Getting Started With Fertility Charting
What is fertility charting? Fertility charting is recording all of your fertile symptoms on a chart. It is done by tracking your bbt (basal body temperature), observing your cervical position and cervical mucous, and recording any patterns unique to your body.
Fertility charting basics to get started
So what do you need to get started charting? A basal body thermometer, a chart, and a pen or pencil. That's it! You can purchase a basal body thermometer at any drug store. They are very inexpensive. It is important that you use a basal body thermometer and not a regular mercury thermometer. The reason is that basal body thermometers are more accurate. Basal body thermometers read temperatures to one tenth of a degree. Temperature changes may be small so the more accurate the better.

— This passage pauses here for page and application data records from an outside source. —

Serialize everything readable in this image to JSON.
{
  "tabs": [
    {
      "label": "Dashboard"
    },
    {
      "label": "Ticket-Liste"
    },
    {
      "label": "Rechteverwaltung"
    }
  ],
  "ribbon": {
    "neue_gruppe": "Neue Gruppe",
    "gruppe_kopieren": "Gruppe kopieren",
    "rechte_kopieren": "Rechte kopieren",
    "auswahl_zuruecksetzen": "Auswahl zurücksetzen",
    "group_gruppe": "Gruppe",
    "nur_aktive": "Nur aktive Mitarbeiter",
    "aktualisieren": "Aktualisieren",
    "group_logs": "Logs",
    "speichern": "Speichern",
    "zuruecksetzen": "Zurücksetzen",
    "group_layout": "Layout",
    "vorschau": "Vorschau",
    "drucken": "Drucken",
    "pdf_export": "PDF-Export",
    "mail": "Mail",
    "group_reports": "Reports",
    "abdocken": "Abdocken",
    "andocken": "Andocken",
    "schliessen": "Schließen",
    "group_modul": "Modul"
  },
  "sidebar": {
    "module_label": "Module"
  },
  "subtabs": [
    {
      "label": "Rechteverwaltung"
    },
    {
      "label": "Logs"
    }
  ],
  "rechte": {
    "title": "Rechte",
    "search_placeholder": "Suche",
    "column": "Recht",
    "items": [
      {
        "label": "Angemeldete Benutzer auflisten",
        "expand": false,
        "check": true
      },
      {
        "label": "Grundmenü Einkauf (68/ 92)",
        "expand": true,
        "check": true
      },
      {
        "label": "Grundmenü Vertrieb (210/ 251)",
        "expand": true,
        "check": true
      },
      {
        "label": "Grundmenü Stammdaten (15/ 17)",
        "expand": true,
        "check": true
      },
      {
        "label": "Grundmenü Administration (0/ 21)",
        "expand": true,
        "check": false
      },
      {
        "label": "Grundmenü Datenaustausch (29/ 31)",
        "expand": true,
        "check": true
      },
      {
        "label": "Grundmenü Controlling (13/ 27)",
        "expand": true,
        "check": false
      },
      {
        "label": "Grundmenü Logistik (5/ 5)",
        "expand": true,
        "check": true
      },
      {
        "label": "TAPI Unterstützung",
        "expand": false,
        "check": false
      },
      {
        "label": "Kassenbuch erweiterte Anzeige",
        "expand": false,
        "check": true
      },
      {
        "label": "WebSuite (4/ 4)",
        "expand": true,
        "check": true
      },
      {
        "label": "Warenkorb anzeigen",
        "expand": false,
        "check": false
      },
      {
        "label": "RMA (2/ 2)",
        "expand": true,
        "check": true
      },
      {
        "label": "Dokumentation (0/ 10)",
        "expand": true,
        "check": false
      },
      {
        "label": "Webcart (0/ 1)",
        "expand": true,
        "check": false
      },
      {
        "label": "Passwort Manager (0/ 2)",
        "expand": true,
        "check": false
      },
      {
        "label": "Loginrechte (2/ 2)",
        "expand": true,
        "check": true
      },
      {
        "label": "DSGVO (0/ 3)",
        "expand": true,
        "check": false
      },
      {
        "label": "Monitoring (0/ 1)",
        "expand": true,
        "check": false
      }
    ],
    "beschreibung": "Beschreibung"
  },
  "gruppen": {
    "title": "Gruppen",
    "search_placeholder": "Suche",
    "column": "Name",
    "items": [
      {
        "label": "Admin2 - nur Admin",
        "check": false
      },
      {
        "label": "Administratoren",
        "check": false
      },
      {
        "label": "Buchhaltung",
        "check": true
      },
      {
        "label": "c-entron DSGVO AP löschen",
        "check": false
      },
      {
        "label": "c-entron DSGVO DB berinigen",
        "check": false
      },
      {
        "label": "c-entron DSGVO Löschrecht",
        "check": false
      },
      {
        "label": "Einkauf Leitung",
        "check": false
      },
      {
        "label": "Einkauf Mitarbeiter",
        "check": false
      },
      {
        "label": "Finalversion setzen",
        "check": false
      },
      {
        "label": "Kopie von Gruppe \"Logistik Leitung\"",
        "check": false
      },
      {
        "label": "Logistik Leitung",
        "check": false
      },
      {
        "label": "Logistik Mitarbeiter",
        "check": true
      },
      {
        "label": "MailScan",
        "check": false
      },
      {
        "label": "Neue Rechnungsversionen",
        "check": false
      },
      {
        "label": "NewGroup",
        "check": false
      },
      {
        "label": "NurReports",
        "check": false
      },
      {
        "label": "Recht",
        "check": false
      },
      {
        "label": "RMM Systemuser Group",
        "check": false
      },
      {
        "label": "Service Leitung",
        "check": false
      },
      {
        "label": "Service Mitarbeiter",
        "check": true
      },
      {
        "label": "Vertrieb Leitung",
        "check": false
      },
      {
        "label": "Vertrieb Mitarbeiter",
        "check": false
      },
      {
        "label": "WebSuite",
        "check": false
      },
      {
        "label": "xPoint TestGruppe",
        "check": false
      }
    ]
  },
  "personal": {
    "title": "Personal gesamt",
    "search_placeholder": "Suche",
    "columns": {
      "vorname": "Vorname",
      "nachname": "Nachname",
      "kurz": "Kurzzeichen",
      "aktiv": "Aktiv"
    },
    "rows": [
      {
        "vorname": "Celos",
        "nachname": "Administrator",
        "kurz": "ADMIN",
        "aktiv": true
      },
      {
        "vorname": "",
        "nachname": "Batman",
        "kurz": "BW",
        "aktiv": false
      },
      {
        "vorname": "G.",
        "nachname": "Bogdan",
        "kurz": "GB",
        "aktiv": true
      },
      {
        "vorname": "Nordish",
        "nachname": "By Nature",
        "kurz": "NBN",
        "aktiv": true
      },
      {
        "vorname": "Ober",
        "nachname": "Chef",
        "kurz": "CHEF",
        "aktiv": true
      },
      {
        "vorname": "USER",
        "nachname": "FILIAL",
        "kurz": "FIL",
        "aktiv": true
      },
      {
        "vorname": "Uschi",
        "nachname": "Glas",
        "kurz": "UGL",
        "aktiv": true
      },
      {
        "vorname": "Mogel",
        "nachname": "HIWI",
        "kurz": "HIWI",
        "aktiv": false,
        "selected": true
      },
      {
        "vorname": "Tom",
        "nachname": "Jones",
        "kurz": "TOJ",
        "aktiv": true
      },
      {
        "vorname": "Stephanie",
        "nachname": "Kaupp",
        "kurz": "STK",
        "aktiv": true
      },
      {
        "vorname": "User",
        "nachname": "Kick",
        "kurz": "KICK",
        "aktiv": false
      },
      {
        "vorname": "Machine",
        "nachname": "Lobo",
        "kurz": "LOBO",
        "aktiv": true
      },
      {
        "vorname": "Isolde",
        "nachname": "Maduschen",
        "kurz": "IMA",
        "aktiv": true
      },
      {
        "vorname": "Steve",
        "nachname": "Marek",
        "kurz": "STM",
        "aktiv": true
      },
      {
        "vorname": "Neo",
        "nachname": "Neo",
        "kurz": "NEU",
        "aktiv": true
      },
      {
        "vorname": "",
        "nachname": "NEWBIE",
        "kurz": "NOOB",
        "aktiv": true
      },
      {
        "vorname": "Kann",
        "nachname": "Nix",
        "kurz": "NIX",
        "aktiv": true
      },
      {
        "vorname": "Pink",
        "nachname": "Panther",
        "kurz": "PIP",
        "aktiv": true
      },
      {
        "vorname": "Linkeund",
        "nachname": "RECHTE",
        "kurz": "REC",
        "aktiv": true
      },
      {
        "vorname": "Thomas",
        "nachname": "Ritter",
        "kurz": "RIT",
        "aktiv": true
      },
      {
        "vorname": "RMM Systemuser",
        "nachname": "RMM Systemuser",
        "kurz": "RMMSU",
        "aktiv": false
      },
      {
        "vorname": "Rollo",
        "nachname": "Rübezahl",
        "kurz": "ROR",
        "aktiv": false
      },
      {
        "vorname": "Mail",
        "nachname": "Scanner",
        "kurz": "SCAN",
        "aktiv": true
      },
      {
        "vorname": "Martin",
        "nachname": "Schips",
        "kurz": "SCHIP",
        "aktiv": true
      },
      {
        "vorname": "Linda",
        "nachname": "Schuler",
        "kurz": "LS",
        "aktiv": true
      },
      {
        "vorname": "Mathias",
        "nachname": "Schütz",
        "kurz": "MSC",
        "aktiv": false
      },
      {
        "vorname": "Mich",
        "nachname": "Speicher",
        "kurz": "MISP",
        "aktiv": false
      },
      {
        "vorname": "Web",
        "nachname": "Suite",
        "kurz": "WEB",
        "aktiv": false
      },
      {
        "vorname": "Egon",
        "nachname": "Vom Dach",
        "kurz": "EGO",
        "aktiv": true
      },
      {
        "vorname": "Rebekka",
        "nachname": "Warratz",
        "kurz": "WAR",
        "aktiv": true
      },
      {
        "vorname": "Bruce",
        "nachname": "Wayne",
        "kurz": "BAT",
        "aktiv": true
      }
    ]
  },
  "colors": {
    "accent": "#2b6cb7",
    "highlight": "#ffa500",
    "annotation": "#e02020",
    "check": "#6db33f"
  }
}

Fertile signs to record in your chart
Basal Body Temperature: What should you be recording in your chart. The most important fertility sign in charting is your basal body temperature. When charting your basal body temperature it is important that you record your temperature first thing in the morning before you get up, eat, or drink anything. Take your temperature the same time every day.
Cervical Mucous: Cervical mucous is another way to track your cycle. Generally your cycle starts off dry. As you get closer to ovulation it will turn to a creamy consistency. During ovulation your cervical mucous will become stretchy and clear, resembling egg whites. Recording your cervical mucous patterns will help you to determine when you ovulate.
Cervical Position: Another indicator of ovulation is the position of your cervix. You can check your cervical position by gently inserting your finger into your vagina. You will want to record if it is hard to reach (high position) or easier to reach (low position). You may also want to record if it feels firm or soft. Your cervix will become more difficult to reach as you approach ovulation.
Ovulation Prediction Kits: Ovulation prediction kits are a very popular way of determing ovulation dates. They work by measuring the amount of Luteinizing Hormone in your urine. There is a surge in LH (Luteinizing Hormone) just prior to ovulation. LH levels are only elevated for a couple of days. These are the days that you are most fertile. Recording your LH surge is a good way to predict when you ovulate.
Uterine Cramping or ovulation pain: Some women notice cramping on one side or pain resembling menstrual cramps when they ovulate. If you notice cramping or pain record this in your chart. This may help you monitor when you ovulate.
Headaches/Moodiness: Headaches and moodiness sometimes accompany ovulation. Occasionally women notice that there is a pattern to when they get headaches or when their moods change. Writing down everything you notice during your menstrual cycle can give you a better idea of when you will ovulate or when to expect your period.
Breast Tenderness: Many women notice changes in their breast prior to menses or ovulation.
Increase/decrease in libido: It is not uncommon for a woman to have an increased sex drive during their most fertile days. Increased libido can be another factor in determing when you ovulate.